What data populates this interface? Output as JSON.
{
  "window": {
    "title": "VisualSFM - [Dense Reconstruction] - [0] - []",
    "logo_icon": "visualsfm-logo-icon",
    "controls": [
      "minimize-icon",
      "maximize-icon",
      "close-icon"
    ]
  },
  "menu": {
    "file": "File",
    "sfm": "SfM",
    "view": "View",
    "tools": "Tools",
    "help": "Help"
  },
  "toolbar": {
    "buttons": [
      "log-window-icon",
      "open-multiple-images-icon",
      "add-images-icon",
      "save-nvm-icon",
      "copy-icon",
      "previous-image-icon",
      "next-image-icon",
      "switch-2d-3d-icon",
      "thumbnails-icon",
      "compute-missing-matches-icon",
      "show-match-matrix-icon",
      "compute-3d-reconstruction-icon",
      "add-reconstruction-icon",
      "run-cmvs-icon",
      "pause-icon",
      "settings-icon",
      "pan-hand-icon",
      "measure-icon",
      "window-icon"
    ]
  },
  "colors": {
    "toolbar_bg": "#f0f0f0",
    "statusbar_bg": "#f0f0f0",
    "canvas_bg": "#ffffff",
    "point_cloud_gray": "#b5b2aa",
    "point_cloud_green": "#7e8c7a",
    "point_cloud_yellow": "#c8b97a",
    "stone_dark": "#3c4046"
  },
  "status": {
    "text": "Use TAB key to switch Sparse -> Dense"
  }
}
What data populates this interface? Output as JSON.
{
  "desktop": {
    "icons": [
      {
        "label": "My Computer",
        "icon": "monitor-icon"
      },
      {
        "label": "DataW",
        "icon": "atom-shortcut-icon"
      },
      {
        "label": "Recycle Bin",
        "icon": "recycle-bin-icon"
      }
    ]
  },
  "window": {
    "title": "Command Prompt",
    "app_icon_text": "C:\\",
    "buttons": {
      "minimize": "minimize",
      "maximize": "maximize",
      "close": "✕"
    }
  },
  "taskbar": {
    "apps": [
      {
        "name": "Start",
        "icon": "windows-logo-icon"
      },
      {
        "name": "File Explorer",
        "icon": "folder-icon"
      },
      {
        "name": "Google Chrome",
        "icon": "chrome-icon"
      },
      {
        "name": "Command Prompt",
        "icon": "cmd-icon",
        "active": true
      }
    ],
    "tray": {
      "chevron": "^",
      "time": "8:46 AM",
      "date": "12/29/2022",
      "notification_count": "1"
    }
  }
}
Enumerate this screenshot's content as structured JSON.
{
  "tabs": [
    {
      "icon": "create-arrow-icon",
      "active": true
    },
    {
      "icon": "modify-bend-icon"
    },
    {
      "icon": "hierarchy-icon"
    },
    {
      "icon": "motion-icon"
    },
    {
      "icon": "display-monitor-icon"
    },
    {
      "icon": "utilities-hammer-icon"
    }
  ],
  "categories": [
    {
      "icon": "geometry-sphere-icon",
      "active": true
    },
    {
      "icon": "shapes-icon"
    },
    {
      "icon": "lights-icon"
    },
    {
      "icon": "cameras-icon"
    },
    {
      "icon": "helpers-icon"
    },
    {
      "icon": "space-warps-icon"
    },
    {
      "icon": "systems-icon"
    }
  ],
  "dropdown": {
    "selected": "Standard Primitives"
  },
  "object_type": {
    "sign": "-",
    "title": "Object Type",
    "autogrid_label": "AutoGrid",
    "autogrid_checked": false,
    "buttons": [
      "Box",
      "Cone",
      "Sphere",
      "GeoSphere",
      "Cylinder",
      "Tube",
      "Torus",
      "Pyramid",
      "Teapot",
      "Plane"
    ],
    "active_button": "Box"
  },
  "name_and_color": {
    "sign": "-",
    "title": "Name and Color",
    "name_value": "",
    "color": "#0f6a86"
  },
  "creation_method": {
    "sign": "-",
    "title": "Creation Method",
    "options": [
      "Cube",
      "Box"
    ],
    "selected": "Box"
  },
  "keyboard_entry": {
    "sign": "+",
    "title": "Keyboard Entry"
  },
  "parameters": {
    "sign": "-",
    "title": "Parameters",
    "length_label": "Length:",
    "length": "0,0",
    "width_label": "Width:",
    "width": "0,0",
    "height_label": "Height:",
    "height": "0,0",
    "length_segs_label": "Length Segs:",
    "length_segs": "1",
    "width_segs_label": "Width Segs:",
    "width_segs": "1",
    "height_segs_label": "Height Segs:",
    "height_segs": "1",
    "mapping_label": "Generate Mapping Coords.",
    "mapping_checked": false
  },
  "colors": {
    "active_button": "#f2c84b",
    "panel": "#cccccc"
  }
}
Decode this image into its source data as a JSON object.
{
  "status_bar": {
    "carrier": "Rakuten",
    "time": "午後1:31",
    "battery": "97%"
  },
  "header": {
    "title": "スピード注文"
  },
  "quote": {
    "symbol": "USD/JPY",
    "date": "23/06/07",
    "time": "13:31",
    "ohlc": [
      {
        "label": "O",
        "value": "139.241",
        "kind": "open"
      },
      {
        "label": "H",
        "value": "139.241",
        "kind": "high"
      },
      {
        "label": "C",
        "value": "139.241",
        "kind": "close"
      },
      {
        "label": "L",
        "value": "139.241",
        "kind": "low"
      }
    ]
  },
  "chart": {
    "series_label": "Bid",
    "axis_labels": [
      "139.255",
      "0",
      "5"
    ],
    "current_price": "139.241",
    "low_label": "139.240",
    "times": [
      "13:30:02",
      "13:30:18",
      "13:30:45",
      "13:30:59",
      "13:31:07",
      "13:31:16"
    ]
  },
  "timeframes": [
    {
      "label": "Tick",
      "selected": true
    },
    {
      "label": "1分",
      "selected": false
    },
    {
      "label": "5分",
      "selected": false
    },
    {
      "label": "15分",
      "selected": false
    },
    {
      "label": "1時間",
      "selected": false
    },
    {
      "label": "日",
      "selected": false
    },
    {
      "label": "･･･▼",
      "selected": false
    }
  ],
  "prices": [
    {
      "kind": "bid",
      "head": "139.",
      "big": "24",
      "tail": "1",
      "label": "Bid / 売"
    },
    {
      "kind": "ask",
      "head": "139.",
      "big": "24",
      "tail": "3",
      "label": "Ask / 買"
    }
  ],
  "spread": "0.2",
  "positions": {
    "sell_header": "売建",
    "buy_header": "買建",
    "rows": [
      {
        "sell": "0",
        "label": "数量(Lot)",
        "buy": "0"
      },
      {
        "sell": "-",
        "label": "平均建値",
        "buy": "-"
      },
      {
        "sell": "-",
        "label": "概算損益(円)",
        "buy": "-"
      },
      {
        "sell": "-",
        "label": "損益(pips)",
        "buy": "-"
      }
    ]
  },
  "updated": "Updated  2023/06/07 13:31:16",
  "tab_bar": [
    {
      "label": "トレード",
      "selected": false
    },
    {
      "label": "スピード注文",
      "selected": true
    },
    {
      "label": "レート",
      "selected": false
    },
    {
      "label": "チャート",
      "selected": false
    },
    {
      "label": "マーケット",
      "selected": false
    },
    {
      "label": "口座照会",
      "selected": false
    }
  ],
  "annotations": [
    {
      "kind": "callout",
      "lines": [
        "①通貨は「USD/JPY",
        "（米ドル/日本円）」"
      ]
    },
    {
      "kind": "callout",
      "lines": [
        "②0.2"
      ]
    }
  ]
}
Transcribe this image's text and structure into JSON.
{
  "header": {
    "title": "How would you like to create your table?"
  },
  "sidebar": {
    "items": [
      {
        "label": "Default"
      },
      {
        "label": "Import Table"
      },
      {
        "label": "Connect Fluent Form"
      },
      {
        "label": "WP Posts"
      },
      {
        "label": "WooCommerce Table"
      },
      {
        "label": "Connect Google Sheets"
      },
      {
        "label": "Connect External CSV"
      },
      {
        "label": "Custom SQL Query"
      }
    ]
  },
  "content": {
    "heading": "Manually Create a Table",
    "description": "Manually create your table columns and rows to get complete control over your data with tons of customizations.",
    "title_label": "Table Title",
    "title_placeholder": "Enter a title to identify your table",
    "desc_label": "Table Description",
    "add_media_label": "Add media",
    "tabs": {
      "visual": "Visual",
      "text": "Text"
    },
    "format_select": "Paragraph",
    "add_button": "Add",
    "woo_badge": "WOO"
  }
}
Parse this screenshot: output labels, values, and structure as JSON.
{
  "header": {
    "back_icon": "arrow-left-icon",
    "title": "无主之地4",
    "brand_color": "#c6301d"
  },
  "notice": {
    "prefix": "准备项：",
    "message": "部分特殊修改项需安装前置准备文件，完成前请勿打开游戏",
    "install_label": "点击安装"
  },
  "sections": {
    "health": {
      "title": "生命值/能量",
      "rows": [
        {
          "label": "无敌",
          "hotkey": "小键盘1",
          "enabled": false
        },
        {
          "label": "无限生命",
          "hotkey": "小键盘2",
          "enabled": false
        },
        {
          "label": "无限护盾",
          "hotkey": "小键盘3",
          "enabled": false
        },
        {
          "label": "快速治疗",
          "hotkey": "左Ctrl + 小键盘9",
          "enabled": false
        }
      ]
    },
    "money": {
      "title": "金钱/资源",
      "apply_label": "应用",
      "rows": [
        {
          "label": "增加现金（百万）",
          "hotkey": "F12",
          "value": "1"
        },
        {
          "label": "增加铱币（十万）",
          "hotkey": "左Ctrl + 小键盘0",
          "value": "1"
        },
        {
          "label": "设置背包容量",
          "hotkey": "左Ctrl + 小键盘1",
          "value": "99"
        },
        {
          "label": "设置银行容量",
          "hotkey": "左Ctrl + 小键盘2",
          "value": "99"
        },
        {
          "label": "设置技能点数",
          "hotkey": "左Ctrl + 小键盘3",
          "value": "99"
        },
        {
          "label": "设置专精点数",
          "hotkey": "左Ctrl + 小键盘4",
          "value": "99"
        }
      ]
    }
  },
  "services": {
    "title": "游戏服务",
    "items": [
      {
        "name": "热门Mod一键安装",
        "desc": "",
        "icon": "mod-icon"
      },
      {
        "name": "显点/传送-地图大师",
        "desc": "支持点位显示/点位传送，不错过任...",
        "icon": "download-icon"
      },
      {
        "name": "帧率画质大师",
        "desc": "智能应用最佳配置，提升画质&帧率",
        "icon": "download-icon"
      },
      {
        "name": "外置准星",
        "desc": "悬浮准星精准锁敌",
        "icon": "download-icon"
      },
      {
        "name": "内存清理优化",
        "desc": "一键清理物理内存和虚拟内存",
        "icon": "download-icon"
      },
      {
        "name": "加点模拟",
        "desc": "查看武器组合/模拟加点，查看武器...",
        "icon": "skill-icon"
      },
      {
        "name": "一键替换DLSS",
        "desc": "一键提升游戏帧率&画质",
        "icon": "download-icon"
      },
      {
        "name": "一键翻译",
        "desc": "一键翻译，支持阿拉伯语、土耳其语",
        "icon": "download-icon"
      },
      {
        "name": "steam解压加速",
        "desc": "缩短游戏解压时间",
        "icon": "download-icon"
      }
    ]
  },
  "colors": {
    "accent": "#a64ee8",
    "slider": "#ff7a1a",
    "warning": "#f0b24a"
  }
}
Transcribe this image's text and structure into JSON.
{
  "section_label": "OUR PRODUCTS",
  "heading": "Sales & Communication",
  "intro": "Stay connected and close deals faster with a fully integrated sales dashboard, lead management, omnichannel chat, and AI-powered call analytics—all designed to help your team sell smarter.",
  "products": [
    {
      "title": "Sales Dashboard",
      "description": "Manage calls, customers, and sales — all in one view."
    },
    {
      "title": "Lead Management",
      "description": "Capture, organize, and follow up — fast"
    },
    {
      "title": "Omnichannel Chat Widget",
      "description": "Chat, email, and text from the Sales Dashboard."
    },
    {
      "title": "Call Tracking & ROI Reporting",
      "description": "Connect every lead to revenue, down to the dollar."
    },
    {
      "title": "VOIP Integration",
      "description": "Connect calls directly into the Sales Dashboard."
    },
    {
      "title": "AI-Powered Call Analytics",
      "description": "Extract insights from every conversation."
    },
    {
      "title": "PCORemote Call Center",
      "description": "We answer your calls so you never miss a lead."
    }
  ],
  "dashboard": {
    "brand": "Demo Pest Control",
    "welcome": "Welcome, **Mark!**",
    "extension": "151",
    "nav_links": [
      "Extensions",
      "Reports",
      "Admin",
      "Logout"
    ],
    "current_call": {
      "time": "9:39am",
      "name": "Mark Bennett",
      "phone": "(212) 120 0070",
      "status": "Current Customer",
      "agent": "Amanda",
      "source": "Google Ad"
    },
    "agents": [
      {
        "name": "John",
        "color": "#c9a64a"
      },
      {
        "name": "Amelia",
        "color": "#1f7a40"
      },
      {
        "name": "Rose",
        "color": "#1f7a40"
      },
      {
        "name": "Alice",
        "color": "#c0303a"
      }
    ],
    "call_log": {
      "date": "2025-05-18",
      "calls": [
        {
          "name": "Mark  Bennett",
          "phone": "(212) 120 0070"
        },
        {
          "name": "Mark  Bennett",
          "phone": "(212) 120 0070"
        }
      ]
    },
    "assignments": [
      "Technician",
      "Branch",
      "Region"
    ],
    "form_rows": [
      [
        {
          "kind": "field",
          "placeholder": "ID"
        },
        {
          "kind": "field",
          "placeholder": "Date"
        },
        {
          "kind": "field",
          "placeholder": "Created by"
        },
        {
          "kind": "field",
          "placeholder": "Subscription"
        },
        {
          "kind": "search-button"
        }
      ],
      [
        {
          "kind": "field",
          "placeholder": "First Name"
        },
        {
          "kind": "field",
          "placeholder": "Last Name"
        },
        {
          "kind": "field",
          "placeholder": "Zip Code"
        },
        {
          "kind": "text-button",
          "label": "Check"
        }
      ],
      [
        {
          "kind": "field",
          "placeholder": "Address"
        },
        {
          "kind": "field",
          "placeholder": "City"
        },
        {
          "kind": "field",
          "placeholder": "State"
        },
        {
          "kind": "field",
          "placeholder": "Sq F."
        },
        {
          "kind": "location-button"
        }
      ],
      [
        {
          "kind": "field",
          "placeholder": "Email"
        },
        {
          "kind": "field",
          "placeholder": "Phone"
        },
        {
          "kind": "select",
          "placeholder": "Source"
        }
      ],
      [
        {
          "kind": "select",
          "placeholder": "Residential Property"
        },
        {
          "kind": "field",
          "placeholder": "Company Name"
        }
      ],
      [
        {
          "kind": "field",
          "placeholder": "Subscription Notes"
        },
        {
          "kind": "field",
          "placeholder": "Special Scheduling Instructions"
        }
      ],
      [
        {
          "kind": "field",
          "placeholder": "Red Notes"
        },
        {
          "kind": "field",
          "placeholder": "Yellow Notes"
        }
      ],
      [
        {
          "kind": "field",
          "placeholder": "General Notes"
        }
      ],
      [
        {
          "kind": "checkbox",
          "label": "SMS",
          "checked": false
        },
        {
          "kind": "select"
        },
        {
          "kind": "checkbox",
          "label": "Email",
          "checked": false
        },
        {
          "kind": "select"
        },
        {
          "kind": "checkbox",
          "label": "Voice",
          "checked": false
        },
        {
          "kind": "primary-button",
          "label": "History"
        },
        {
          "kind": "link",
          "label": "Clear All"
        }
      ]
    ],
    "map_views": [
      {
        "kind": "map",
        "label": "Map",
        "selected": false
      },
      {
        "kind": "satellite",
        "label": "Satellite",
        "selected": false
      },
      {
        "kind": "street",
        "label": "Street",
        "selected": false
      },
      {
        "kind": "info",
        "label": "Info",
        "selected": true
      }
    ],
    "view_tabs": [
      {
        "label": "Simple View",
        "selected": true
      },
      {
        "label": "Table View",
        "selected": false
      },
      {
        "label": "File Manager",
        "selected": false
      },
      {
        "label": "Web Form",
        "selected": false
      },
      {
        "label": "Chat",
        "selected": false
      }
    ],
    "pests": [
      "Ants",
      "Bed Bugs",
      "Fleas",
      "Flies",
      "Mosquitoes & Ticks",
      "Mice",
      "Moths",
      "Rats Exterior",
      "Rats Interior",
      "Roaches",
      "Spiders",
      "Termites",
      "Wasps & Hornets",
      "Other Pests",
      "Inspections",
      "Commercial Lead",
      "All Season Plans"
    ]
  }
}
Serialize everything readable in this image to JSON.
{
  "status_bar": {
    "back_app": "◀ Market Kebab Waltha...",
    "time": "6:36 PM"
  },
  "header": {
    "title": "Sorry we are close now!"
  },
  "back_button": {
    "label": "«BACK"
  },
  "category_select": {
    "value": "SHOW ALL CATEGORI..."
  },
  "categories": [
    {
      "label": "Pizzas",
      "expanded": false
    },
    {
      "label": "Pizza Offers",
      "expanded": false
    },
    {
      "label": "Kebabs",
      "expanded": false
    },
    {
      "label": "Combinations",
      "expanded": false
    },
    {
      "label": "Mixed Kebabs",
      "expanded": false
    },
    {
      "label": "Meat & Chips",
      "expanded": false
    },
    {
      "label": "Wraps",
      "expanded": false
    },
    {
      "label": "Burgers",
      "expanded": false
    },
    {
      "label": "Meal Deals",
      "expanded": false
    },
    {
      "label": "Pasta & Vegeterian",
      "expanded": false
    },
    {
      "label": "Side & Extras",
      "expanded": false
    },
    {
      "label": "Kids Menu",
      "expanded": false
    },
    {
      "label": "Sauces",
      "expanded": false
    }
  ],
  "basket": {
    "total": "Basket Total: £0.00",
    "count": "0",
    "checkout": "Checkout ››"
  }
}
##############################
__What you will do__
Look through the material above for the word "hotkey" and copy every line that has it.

__Answer for this exercise__
          "hotkey": "小键盘1",
          "hotkey": "小键盘2",
          "hotkey": "小键盘3",
          "hotkey": "左Ctrl + 小键盘9",
          "hotkey": "F12",
          "hotkey": "左Ctrl + 小键盘0",
          "hotkey": "左Ctrl + 小键盘1",
          "hotkey": "左Ctrl + 小键盘2",
          "hotkey": "左Ctrl + 小键盘3",
          "hotkey": "左Ctrl + 小键盘4",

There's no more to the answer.